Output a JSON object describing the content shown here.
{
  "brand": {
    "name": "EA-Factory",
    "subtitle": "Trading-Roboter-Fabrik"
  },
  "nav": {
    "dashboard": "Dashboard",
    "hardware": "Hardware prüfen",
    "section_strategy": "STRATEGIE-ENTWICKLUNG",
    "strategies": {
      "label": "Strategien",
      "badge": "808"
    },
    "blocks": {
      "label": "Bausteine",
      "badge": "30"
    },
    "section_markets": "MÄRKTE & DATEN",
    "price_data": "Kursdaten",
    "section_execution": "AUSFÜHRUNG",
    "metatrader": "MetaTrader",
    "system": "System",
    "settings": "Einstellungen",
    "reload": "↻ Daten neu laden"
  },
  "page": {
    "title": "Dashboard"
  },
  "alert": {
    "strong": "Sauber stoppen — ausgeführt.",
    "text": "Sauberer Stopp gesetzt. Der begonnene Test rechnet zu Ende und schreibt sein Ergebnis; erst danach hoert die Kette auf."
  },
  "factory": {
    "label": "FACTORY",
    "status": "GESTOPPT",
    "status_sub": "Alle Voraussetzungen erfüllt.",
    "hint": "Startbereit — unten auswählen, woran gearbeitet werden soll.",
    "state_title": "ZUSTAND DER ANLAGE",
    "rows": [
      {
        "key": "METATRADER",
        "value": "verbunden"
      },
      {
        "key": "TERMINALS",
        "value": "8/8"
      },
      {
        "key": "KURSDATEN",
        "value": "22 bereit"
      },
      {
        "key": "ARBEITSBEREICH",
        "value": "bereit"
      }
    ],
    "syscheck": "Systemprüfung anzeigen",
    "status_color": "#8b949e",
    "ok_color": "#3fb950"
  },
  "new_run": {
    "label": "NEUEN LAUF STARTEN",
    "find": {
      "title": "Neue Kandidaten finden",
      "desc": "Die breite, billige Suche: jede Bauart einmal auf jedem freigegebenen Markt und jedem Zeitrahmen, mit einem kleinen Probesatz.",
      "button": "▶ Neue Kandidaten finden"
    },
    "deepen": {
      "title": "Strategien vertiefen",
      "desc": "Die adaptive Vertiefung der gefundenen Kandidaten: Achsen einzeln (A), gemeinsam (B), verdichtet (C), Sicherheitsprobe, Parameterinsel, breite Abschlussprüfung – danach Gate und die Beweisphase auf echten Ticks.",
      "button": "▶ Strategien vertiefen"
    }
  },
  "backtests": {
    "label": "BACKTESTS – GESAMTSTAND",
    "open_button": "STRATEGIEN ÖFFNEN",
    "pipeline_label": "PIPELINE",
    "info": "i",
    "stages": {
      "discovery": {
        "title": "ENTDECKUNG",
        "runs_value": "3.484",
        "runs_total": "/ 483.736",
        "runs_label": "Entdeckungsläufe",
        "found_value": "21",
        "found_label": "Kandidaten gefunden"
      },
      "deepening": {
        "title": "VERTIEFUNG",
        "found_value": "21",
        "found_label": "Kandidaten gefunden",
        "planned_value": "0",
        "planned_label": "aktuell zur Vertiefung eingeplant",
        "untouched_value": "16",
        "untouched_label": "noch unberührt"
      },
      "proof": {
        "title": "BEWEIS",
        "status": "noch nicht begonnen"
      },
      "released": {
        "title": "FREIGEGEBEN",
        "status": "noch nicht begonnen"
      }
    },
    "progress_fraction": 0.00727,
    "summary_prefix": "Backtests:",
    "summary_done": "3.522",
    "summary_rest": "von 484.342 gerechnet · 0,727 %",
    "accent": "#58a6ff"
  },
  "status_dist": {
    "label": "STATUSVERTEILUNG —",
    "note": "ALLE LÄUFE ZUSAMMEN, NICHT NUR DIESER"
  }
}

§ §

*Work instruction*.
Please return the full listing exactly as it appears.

*Exercise output*.
Output a JSON object describing the content shown here.
{
  "brand": {
    "name": "EA-Factory",
    "subtitle": "Trading-Roboter-Fabrik"
  },
  "nav": {
    "dashboard": "Dashboard",
    "hardware": "Hardware prüfen",
    "section_strategy": "STRATEGIE-ENTWICKLUNG",
    "strategies": {
      "label": "Strategien",
      "badge": "808"
    },
    "blocks": {
      "label": "Bausteine",
      "badge": "30"
    },
    "section_markets": "MÄRKTE & DATEN",
    "price_data": "Kursdaten",
    "section_execution": "AUSFÜHRUNG",
    "metatrader": "MetaTrader",
    "system": "System",
    "settings": "Einstellungen",
    "reload": "↻ Daten neu laden"
  },
  "page": {
    "title": "Dashboard"
  },
  "alert": {
    "strong": "Sauber stoppen — ausgeführt.",
    "text": "Sauberer Stopp gesetzt. Der begonnene Test rechnet zu Ende und schreibt sein Ergebnis; erst danach hoert die Kette auf."
  },
  "factory": {
    "label": "FACTORY",
    "status": "GESTOPPT",
    "status_sub": "Alle Voraussetzungen erfüllt.",
    "hint": "Startbereit — unten auswählen, woran gearbeitet werden soll.",
    "state_title": "ZUSTAND DER ANLAGE",
    "rows": [
      {
        "key": "METATRADER",
        "value": "verbunden"
      },
      {
        "key": "TERMINALS",
        "value": "8/8"
      },
      {
        "key": "KURSDATEN",
        "value": "22 bereit"
      },
      {
        "key": "ARBEITSBEREICH",
        "value": "bereit"
      }
    ],
    "syscheck": "Systemprüfung anzeigen",
    "status_color": "#8b949e",
    "ok_color": "#3fb950"
  },
  "new_run": {
    "label": "NEUEN LAUF STARTEN",
    "find": {
      "title": "Neue Kandidaten finden",
      "desc": "Die breite, billige Suche: jede Bauart einmal auf jedem freigegebenen Markt und jedem Zeitrahmen, mit einem kleinen Probesatz.",
      "button": "▶ Neue Kandidaten finden"
    },
    "deepen": {
      "title": "Strategien vertiefen",
      "desc": "Die adaptive Vertiefung der gefundenen Kandidaten: Achsen einzeln (A), gemeinsam (B), verdichtet (C), Sicherheitsprobe, Parameterinsel, breite Abschlussprüfung – danach Gate und die Beweisphase auf echten Ticks.",
      "button": "▶ Strategien vertiefen"
    }
  },
  "backtests": {
    "label": "BACKTESTS – GESAMTSTAND",
    "open_button": "STRATEGIEN ÖFFNEN",
    "pipeline_label": "PIPELINE",
    "info": "i",
    "stages": {
      "discovery": {
        "title": "ENTDECKUNG",
        "runs_value": "3.484",
        "runs_total": "/ 483.736",
        "runs_label": "Entdeckungsläufe",
        "found_value": "21",
        "found_label": "Kandidaten gefunden"
      },
      "deepening": {
        "title": "VERTIEFUNG",
        "found_value": "21",
        "found_label": "Kandidaten gefunden",
        "planned_value": "0",
        "planned_label": "aktuell zur Vertiefung eingeplant",
        "untouched_value": "16",
        "untouched_label": "noch unberührt"
      },
      "proof": {
        "title": "BEWEIS",
        "status": "noch nicht begonnen"
      },
      "released": {
        "title": "FREIGEGEBEN",
        "status": "noch nicht begonnen"
      }
    },
    "progress_fraction": 0.00727,
    "summary_prefix": "Backtests:",
    "summary_done": "3.522",
    "summary_rest": "von 484.342 gerechnet · 0,727 %",
    "accent": "#58a6ff"
  },
  "status_dist": {
    "label": "STATUSVERTEILUNG —",
    "note": "ALLE LÄUFE ZUSAMMEN, NICHT NUR DIESER"
  }
}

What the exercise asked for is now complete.